_Exercise aim_
When you retype the records that follow, keep each word as it is and drop any pictures.

-*-*-

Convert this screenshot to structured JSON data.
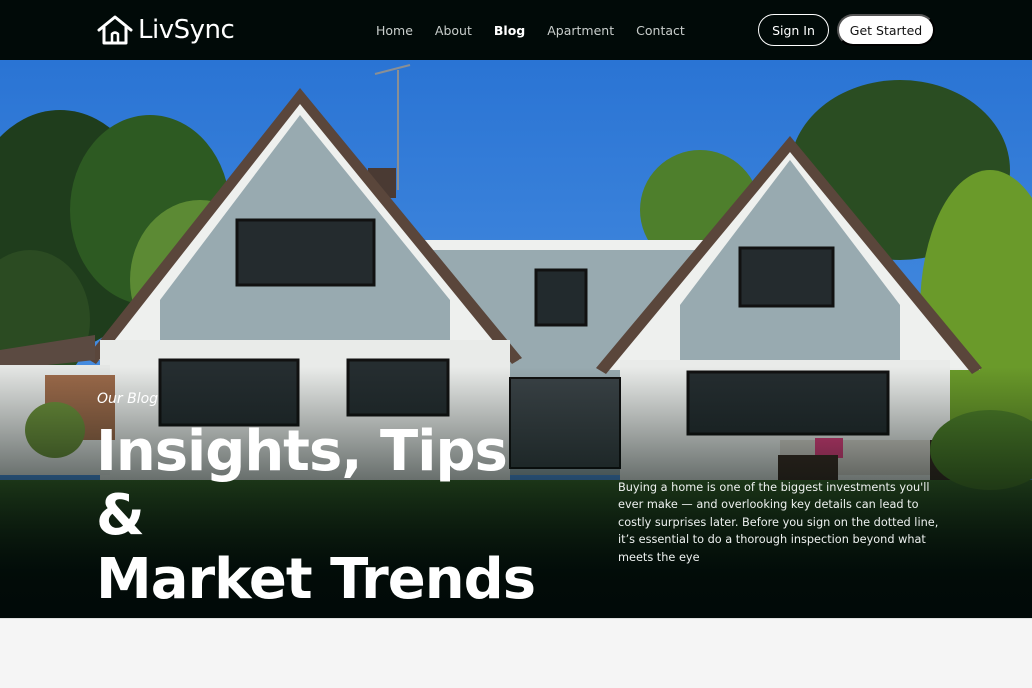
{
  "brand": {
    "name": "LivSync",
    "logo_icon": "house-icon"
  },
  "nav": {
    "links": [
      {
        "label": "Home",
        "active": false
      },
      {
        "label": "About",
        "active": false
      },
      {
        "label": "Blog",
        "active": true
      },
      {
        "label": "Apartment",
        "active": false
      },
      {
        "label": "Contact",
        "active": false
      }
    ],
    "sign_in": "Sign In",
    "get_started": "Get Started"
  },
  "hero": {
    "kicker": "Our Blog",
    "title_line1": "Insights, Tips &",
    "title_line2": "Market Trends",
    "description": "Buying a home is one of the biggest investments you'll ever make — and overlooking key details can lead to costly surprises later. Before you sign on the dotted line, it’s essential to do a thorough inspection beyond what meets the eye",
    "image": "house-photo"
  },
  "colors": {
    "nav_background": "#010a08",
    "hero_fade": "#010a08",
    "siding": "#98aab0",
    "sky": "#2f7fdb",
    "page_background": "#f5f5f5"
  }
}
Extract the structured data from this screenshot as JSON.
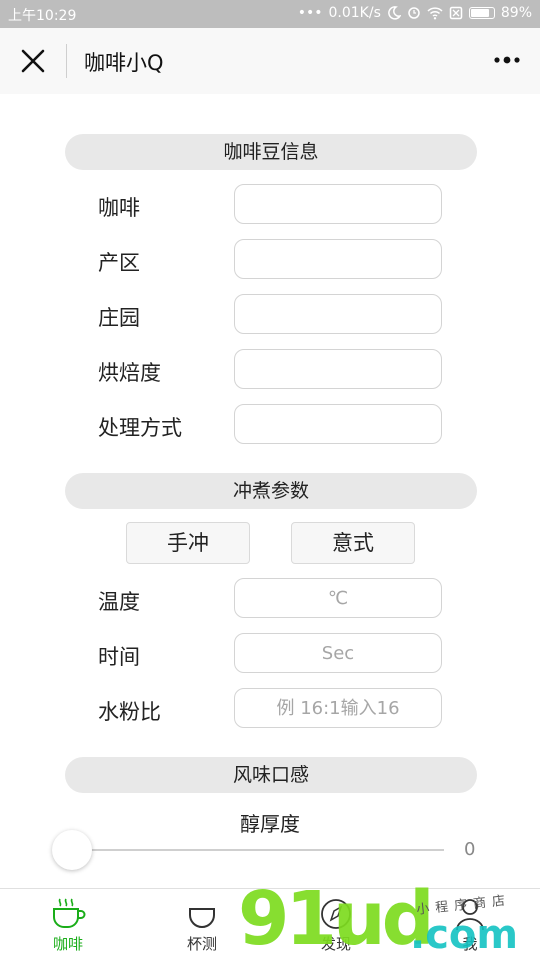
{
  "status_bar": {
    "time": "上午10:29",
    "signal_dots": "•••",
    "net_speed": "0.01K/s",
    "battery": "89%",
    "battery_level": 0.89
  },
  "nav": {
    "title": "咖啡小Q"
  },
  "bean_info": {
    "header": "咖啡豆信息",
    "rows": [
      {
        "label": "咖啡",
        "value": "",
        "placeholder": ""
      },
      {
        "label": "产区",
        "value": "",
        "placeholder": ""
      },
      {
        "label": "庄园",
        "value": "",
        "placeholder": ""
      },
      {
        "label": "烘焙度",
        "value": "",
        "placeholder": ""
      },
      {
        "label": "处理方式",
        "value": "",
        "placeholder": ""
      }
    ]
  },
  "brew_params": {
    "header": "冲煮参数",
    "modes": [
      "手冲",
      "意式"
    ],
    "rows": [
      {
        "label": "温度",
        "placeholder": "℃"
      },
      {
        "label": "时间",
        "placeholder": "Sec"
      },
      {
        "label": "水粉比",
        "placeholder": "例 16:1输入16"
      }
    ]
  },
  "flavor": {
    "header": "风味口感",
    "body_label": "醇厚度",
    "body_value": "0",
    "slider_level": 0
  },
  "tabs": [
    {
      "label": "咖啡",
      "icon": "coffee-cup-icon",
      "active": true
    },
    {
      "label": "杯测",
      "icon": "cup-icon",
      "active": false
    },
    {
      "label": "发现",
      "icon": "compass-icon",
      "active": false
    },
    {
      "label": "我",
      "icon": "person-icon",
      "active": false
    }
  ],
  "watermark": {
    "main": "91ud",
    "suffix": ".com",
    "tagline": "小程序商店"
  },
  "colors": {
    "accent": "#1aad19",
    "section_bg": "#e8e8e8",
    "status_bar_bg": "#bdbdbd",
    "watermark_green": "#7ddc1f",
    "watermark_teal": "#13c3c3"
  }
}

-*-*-

_The answer_
Convert this screenshot to structured JSON data.
{
  "brand": {
    "name": "LivSync",
    "logo_icon": "house-icon"
  },
  "nav": {
    "links": [
      {
        "label": "Home",
        "active": false
      },
      {
        "label": "About",
        "active": false
      },
      {
        "label": "Blog",
        "active": true
      },
      {
        "label": "Apartment",
        "active": false
      },
      {
        "label": "Contact",
        "active": false
      }
    ],
    "sign_in": "Sign In",
    "get_started": "Get Started"
  },
  "hero": {
    "kicker": "Our Blog",
    "title_line1": "Insights, Tips &",
    "title_line2": "Market Trends",
    "description": "Buying a home is one of the biggest investments you'll ever make — and overlooking key details can lead to costly surprises later. Before you sign on the dotted line, it’s essential to do a thorough inspection beyond what meets the eye",
    "image": "house-photo"
  },
  "colors": {
    "nav_background": "#010a08",
    "hero_fade": "#010a08",
    "siding": "#98aab0",
    "sky": "#2f7fdb",
    "page_background": "#f5f5f5"
  }
}
Extract the structured data from this screenshot as JSON.
{
  "status_bar": {
    "time": "上午10:29",
    "signal_dots": "•••",
    "net_speed": "0.01K/s",
    "battery": "89%",
    "battery_level": 0.89
  },
  "nav": {
    "title": "咖啡小Q"
  },
  "bean_info": {
    "header": "咖啡豆信息",
    "rows": [
      {
        "label": "咖啡",
        "value": "",
        "placeholder": ""
      },
      {
        "label": "产区",
        "value": "",
        "placeholder": ""
      },
      {
        "label": "庄园",
        "value": "",
        "placeholder": ""
      },
      {
        "label": "烘焙度",
        "value": "",
        "placeholder": ""
      },
      {
        "label": "处理方式",
        "value": "",
        "placeholder": ""
      }
    ]
  },
  "brew_params": {
    "header": "冲煮参数",
    "modes": [
      "手冲",
      "意式"
    ],
    "rows": [
      {
        "label": "温度",
        "placeholder": "℃"
      },
      {
        "label": "时间",
        "placeholder": "Sec"
      },
      {
        "label": "水粉比",
        "placeholder": "例 16:1输入16"
      }
    ]
  },
  "flavor": {
    "header": "风味口感",
    "body_label": "醇厚度",
    "body_value": "0",
    "slider_level": 0
  },
  "tabs": [
    {
      "label": "咖啡",
      "icon": "coffee-cup-icon",
      "active": true
    },
    {
      "label": "杯测",
      "icon": "cup-icon",
      "active": false
    },
    {
      "label": "发现",
      "icon": "compass-icon",
      "active": false
    },
    {
      "label": "我",
      "icon": "person-icon",
      "active": false
    }
  ],
  "watermark": {
    "main": "91ud",
    "suffix": ".com",
    "tagline": "小程序商店"
  },
  "colors": {
    "accent": "#1aad19",
    "section_bg": "#e8e8e8",
    "status_bar_bg": "#bdbdbd",
    "watermark_green": "#7ddc1f",
    "watermark_teal": "#13c3c3"
  }
}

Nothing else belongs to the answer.